▶ _Your objective_: Which lines in the records below contain the word "Analytics"? Copy each one out.

Data excerpts
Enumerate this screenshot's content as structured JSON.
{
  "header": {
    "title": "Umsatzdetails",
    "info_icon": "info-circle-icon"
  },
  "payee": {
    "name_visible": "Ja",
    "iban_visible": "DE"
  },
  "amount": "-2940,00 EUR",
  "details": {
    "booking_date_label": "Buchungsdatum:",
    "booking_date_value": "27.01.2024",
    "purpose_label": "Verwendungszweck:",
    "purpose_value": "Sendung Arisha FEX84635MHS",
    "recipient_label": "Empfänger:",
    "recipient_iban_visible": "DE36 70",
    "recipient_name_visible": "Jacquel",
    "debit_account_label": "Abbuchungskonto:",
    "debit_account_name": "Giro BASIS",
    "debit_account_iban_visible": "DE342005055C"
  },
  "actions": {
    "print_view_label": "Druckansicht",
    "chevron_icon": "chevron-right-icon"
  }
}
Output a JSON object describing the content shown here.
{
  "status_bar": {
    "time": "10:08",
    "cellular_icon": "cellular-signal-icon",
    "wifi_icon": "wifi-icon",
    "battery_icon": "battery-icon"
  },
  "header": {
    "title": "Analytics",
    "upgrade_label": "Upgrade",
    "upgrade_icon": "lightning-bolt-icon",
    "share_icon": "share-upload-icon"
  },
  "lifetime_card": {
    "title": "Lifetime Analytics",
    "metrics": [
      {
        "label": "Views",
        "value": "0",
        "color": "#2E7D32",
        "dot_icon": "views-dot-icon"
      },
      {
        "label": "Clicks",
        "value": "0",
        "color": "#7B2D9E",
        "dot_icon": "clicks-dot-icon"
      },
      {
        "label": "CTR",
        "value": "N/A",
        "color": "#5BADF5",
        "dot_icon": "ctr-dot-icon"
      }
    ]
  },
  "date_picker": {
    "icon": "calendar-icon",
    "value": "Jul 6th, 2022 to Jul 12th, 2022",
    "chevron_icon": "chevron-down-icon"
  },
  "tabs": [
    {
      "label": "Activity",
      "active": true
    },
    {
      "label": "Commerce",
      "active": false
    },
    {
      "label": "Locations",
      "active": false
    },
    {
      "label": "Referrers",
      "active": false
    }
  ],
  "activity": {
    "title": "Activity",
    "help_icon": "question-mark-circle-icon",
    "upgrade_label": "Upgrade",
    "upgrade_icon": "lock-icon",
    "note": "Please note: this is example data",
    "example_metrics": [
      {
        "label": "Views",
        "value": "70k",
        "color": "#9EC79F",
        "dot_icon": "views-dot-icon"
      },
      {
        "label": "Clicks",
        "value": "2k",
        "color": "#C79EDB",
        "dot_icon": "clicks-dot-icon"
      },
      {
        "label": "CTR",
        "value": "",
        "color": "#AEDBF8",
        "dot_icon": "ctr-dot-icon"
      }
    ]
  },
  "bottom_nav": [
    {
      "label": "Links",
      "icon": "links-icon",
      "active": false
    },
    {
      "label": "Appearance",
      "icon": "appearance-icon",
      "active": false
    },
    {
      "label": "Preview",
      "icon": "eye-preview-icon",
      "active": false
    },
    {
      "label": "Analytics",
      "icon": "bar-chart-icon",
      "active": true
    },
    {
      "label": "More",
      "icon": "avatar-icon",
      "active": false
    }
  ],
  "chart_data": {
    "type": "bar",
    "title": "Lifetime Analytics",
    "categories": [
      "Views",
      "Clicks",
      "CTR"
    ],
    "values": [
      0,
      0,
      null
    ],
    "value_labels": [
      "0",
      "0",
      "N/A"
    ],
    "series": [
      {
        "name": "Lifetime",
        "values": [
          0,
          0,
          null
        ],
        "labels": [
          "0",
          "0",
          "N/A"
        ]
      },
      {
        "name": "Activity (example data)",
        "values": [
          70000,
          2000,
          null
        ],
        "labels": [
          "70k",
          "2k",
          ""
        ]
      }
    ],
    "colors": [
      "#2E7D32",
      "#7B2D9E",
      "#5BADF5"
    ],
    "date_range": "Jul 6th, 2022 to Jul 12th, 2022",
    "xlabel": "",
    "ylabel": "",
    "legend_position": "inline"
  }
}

▶ _Worked solution_:
    "title": "Analytics",
    "title": "Lifetime Analytics",
      "label": "Analytics",
    "title": "Lifetime Analytics",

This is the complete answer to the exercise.